CHICAGO -- Lance Berkman stood at first base Monday night watching the lightning storm that hovered over Wrigley Field, wondering why he was standing in harm's way for the sake of a baseball game.

He also thought about Craig Biggio, who years ago had an up-close view of how devastating one bolt of lightning can be if you're at the wrong place, at the wrong time. No one knows better than Biggio, who as a high school shortstop watched his teammate and friend die from a lightning bolt only feet from him, while playing second base.

"Bidge was terrified of lightning, for good reason," Berkman said. "Ever since then, clearly, he wouldn't have gone out there at all [during a lightning storm]. He knows firsthand that lightning is nothing to play around with."

Yet on Monday, lightning may not have been something to play with, but it was something to play in. Even when the storms subsided at times Monday night, the lightning did not.

Finally, as Berkman watched a bolt hit a nearby firehouse in the eighth inning, he decided he'd seen enough. Wally Bell, the chief of the umpiring crew, came to the same conclusion and ushered everyone off the field.

"That last bolt could not have been more than half a mile away," Berkman said. "It was right on top of us. That's way too close to be fooling around. They did the right thing and pulled us off the field."

But should they have done it earlier? The lightning continued after play resumed following the first rain delay, but Bell said the reports he received indicated the players were not in danger.

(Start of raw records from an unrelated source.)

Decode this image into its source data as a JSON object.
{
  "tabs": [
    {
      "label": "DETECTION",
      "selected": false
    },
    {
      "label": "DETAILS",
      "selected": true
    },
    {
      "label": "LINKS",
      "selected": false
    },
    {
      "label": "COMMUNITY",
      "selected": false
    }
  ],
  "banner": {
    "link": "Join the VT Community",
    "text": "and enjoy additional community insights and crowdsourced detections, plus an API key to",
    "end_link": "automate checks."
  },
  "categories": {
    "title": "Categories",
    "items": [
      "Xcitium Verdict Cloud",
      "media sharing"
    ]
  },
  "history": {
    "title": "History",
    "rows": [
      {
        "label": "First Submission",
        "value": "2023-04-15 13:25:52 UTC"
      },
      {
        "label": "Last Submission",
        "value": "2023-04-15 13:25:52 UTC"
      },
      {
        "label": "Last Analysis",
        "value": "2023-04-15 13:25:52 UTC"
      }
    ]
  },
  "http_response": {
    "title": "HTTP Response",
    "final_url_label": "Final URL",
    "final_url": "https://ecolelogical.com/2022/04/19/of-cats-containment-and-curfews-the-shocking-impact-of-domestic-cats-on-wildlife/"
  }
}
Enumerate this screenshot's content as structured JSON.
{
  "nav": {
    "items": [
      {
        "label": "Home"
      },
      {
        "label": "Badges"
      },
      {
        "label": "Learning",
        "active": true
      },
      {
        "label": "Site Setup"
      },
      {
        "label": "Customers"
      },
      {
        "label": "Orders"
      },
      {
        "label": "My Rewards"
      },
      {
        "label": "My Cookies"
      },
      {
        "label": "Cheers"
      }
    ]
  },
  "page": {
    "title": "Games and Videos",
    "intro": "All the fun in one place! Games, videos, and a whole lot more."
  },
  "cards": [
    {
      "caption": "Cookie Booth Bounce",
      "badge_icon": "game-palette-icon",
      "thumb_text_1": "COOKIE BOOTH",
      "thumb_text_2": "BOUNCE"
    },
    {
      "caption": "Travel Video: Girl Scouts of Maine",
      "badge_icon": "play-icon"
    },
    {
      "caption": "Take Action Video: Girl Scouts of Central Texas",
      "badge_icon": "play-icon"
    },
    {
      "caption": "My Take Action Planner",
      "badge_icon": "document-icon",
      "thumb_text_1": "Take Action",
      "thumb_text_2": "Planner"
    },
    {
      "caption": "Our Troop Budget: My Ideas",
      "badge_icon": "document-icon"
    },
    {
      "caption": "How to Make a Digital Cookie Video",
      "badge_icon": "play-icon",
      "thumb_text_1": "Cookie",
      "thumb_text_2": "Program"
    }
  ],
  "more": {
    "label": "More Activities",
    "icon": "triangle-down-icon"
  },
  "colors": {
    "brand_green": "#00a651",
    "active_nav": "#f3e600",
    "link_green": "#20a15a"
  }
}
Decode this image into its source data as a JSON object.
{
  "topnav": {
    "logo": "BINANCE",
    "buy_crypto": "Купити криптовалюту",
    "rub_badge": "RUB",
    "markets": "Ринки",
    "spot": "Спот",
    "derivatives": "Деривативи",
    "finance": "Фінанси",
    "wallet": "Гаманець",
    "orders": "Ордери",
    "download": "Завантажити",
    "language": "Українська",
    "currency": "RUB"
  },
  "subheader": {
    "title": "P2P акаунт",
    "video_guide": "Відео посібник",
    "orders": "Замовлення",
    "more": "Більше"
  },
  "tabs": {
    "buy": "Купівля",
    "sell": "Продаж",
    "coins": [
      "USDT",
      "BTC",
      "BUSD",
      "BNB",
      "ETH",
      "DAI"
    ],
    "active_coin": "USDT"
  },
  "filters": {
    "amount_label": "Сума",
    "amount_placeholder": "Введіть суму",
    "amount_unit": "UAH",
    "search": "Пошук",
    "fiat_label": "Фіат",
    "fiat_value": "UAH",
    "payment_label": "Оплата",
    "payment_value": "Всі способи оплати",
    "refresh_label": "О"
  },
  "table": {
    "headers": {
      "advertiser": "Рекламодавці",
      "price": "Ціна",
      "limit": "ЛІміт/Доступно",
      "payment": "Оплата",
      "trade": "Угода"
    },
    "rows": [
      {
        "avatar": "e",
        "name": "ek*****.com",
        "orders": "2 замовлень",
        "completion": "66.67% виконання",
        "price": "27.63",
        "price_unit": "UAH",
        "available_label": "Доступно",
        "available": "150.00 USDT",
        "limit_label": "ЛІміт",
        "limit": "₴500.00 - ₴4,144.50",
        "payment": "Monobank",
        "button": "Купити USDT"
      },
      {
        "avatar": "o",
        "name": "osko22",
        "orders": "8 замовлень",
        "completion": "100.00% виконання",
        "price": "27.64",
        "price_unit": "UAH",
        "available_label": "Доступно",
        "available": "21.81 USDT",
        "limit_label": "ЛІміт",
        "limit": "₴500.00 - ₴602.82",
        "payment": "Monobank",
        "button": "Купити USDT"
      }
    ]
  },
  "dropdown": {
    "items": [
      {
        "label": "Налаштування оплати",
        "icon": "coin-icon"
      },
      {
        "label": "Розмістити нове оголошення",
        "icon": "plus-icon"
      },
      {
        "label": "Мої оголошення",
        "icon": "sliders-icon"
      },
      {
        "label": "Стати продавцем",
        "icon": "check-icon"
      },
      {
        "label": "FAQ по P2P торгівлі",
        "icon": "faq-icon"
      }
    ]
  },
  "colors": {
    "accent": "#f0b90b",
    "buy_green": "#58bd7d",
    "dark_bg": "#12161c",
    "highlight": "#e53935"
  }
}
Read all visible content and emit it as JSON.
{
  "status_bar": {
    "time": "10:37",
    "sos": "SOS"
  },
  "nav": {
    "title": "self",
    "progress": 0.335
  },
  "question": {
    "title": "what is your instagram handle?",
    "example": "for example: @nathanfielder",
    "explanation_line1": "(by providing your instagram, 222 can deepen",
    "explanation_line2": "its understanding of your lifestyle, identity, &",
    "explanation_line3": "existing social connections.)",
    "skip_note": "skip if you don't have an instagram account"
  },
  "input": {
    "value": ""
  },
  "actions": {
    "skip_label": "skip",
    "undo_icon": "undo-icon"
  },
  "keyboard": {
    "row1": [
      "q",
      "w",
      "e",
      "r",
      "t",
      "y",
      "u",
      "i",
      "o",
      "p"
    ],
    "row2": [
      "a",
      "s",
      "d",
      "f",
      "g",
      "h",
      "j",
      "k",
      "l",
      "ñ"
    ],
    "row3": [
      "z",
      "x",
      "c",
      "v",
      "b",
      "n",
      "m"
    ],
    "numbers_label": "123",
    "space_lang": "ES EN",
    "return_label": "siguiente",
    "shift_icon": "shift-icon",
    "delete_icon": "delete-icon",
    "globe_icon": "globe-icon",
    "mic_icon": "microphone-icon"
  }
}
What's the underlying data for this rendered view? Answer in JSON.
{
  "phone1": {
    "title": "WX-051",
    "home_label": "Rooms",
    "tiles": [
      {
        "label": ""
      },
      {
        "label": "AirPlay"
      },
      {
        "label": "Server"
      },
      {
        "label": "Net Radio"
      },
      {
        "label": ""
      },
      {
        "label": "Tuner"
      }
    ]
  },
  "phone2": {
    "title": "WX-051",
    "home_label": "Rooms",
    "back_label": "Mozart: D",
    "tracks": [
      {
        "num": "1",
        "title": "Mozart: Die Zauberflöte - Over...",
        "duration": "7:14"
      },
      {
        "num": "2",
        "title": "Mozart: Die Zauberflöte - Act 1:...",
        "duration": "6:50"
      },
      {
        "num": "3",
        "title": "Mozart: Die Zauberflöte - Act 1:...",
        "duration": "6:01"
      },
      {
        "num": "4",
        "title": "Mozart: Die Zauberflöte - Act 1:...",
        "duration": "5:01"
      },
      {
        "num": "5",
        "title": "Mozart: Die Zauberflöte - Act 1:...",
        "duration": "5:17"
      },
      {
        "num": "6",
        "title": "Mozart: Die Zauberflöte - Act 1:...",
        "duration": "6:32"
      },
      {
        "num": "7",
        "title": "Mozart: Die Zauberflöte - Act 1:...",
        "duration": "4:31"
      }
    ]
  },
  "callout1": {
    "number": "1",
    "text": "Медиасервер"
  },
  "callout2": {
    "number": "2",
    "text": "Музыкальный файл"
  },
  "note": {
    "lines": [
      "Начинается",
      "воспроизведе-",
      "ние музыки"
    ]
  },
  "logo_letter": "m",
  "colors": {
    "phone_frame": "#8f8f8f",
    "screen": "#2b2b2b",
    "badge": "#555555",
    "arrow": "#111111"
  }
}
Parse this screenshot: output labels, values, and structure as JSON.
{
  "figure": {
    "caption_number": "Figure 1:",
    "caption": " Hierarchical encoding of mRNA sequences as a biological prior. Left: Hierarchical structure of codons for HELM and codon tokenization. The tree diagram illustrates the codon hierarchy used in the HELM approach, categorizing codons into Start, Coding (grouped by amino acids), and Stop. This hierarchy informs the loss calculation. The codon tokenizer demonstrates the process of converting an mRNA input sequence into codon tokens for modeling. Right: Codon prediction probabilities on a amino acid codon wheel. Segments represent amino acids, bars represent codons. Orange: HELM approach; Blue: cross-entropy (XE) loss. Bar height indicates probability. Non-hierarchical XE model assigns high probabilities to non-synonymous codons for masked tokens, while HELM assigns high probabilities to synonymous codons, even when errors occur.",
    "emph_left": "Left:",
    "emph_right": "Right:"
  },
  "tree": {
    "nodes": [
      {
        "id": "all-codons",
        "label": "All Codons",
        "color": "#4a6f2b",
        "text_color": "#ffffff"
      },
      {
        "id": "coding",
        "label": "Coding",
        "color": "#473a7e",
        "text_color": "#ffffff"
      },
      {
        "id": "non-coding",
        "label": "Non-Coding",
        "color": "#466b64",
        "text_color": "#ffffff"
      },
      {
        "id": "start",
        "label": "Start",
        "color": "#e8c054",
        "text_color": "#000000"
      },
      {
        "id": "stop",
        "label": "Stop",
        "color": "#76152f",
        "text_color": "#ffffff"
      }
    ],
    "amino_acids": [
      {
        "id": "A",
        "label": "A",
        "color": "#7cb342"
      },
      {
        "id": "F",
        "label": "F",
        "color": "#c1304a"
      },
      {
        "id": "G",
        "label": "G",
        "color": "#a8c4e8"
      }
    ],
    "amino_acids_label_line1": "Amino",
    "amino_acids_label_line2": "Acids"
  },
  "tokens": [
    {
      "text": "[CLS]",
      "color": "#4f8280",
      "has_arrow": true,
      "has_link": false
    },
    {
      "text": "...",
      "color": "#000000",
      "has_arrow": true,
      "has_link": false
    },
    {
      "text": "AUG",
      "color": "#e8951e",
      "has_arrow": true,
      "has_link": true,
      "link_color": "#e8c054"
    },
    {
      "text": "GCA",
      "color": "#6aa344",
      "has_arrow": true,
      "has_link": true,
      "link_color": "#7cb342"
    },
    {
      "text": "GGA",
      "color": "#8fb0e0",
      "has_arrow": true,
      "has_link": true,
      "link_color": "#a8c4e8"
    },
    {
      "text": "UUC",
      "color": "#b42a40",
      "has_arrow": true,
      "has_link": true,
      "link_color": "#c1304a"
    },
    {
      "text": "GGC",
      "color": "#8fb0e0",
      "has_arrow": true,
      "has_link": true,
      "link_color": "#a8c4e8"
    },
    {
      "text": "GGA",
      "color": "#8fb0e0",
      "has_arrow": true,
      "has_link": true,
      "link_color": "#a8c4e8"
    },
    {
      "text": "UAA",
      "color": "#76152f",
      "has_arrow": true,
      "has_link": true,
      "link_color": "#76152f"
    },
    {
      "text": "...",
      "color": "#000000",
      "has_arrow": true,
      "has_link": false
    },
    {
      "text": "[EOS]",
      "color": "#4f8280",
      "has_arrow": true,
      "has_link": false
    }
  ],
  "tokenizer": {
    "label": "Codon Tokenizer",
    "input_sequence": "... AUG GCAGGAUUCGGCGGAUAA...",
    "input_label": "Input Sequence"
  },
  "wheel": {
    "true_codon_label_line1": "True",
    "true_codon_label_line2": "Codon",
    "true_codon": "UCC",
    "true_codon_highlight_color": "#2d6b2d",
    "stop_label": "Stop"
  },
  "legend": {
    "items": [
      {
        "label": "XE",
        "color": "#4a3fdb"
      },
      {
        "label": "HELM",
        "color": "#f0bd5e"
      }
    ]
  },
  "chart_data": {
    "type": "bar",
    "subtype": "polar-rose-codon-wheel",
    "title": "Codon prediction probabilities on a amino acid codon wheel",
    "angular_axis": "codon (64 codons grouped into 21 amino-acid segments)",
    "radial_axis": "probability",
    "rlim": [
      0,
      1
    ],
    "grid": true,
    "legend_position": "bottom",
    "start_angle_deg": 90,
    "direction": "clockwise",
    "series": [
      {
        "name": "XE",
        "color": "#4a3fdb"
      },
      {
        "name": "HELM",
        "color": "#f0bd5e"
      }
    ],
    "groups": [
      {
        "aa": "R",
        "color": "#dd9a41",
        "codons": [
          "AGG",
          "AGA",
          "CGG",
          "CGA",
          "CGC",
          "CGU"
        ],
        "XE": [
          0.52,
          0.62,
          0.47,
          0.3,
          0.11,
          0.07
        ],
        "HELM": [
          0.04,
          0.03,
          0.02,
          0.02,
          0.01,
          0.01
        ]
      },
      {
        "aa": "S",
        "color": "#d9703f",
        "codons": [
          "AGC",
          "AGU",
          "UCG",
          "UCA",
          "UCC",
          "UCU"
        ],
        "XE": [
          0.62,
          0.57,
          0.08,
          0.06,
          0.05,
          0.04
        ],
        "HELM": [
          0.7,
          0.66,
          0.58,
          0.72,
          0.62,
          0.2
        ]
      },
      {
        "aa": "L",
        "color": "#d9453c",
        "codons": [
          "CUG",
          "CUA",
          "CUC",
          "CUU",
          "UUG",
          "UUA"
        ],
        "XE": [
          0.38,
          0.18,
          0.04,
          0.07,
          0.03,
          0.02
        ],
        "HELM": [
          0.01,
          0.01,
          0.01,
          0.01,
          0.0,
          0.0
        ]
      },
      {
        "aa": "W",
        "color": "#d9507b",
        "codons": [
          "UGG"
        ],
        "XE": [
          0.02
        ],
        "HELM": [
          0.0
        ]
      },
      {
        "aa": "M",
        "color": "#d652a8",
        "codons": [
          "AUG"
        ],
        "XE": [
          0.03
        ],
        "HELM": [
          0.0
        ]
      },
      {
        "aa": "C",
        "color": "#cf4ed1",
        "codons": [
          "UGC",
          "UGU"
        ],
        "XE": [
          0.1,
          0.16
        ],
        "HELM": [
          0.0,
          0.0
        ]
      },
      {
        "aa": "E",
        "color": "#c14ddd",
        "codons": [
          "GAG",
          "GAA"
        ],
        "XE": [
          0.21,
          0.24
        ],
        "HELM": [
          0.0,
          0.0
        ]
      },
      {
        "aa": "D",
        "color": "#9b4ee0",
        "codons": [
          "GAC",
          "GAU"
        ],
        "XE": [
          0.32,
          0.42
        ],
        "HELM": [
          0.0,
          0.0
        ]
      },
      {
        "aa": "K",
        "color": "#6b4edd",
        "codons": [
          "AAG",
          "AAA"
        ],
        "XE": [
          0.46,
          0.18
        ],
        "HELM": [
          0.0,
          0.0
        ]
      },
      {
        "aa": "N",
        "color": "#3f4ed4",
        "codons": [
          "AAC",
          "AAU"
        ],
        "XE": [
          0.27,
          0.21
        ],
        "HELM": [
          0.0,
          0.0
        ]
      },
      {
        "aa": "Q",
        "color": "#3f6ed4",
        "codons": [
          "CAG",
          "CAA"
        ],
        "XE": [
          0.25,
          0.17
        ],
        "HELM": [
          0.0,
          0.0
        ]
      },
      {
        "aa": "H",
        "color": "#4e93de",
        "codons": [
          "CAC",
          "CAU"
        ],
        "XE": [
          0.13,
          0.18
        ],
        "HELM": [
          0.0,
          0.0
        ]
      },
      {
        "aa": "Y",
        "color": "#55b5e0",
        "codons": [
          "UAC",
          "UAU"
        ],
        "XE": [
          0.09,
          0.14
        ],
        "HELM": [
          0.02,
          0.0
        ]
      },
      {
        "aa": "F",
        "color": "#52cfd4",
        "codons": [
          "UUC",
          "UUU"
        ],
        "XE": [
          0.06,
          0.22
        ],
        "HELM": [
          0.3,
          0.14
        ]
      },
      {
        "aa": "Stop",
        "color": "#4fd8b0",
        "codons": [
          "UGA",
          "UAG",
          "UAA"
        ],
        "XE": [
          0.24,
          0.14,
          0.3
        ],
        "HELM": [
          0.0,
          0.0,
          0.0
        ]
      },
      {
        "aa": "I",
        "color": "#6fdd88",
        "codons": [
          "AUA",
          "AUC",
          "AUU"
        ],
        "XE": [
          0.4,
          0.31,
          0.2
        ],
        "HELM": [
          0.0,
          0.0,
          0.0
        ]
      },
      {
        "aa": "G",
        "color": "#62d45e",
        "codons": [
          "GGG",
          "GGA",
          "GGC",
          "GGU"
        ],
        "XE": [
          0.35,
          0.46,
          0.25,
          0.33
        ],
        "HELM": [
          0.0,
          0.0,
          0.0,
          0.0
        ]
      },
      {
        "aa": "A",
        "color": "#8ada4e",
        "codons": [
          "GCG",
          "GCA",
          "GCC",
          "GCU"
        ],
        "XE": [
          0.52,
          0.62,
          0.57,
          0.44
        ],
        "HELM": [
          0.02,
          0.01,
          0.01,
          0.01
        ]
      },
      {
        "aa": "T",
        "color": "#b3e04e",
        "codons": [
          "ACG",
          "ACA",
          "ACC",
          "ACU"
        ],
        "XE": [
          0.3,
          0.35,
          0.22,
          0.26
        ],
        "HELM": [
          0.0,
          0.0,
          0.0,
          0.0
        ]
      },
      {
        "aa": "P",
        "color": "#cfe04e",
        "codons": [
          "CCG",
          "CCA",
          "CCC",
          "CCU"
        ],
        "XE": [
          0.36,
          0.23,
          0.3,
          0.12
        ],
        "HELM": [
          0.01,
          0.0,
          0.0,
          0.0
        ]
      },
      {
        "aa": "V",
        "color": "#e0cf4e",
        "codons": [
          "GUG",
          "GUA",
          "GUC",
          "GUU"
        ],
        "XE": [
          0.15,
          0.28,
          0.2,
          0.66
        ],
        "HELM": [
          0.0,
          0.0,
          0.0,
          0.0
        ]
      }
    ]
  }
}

"The lightning, in my opinion, even though it lit up the skies, it was deep and away from the ballpark," Bell said after the game was called. "I had talked to the groundskeeper several times about the weather, and he said there were possible storms coming in. I was concerned about the lightning."

But it wasn't until 11:15 p.m., in the eighth inning, when the lightning finally was deemed to close for comfort.

For some Astros, that was a tad too late.

"I'm not trying to put it on [Cubs general manager] Jim Hendry or anything like that," Berkman said. "But whoever is in charge of the Cubs and their operations here, if it was me, when the tornado sirens went off the first time, I would have immediately said, 'We're not playing this game.'

"We've got to keep some perspective here. This is a baseball game and these games are important because teams are trying to make the playoffs and everybody understands that. At the same time, don't lose your mind. You've got tornado sirens going off and severe weather all over the place. There's no reason for it. There's no reason to put fans at risk, there's no reason for the players to be at risk."

Hendry was quoted after the game explaining that once the first pitch is thrown, the game's fate, and the decisions that go along with it, are in the umpire's hands.

Berkman lauded Bell for making the call to clear the field, but he wondered if the decision should have come a little earlier.

"The ones that kill people, you don't wait for the thing to hit the field before you say, 'Well, there's lightning in the area,'" Berkman said. "If lightning is striking all around, I don't care if it says it's 10 miles away on the radar. It can [hit] like that.

"If we were down 2-0, I would say the same thing. It's a baseball game, for Pete's sake, and there's no need to play through a tornado. It's not worth it. I'm sure I'll get roasted, but you have to keep some perspective."

Manager Cecil Cooper has been in baseball for 41 years, and bench coach Jackie Moore has 10 years on top of that. Neither could ever remember playing, coaching or managing a game during a lightning storm.

"You don't want to take chances," Cooper said. "Everybody was at risk. Everybody. It's not like it was just a slippery field and the players had a chance to get hurt. Everybody was at risk. What if [lightning] had hit the stands?"